- [Data listing]:
################
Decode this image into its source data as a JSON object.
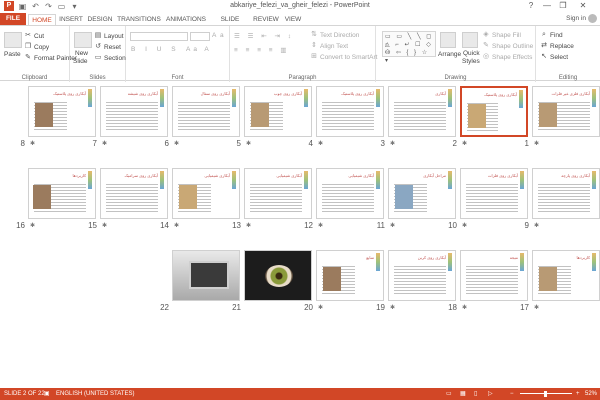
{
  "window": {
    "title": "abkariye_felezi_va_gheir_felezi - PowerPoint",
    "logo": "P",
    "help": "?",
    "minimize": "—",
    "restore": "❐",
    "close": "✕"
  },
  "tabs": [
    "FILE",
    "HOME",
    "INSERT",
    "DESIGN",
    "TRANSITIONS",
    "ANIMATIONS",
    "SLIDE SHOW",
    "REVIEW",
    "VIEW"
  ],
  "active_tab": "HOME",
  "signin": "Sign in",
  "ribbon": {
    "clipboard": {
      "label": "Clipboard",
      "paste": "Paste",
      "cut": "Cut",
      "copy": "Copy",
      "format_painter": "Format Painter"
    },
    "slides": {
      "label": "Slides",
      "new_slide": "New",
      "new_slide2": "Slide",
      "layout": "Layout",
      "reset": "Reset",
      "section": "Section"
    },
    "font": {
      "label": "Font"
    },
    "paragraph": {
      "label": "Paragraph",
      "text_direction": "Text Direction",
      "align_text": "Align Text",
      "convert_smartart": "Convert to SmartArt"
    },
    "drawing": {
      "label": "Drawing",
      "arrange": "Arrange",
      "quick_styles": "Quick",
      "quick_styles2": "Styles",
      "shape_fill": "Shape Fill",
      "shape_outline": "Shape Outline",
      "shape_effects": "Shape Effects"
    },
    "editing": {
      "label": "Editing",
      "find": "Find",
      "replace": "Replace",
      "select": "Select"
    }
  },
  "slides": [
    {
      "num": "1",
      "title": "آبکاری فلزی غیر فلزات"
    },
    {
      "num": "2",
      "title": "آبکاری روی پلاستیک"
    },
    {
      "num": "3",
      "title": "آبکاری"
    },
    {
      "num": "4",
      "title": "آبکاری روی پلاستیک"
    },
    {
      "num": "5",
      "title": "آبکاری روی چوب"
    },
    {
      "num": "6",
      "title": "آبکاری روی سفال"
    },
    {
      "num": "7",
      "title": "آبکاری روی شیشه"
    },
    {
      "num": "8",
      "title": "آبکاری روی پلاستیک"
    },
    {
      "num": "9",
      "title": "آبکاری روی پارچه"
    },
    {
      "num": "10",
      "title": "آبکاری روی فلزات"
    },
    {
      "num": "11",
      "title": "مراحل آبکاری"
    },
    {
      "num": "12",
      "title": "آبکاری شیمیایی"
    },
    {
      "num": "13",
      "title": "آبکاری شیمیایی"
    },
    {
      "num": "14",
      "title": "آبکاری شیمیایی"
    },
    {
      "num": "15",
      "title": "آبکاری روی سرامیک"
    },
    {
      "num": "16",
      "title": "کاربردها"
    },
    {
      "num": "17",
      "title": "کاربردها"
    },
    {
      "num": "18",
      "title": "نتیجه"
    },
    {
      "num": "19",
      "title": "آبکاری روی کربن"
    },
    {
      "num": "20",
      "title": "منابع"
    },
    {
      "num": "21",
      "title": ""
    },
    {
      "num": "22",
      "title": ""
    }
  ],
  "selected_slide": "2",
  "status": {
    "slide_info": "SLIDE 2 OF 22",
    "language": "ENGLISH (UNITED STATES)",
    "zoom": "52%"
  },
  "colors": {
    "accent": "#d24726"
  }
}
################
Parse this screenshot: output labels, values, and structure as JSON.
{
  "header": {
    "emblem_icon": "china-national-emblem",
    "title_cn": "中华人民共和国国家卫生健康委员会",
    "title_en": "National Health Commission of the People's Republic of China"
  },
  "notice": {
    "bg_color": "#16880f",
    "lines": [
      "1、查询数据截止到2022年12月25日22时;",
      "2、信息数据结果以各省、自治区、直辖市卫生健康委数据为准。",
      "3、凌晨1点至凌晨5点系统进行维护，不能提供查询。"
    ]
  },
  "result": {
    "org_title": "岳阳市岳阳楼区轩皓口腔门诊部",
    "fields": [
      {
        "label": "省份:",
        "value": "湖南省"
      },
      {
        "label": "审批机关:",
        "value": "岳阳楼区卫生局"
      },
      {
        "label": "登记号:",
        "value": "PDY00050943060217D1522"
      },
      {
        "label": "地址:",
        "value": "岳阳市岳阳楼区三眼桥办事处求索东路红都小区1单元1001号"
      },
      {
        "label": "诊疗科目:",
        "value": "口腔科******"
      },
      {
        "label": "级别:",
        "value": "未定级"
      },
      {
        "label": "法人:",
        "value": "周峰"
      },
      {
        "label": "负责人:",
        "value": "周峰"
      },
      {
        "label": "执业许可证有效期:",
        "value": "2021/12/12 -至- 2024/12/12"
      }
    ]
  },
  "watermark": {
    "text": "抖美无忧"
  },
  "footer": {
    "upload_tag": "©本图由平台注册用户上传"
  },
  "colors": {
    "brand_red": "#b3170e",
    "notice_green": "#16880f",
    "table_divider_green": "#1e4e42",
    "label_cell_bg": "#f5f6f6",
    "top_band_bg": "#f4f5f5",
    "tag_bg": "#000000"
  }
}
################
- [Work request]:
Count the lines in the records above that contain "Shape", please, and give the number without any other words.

- [Answer to this task]:
3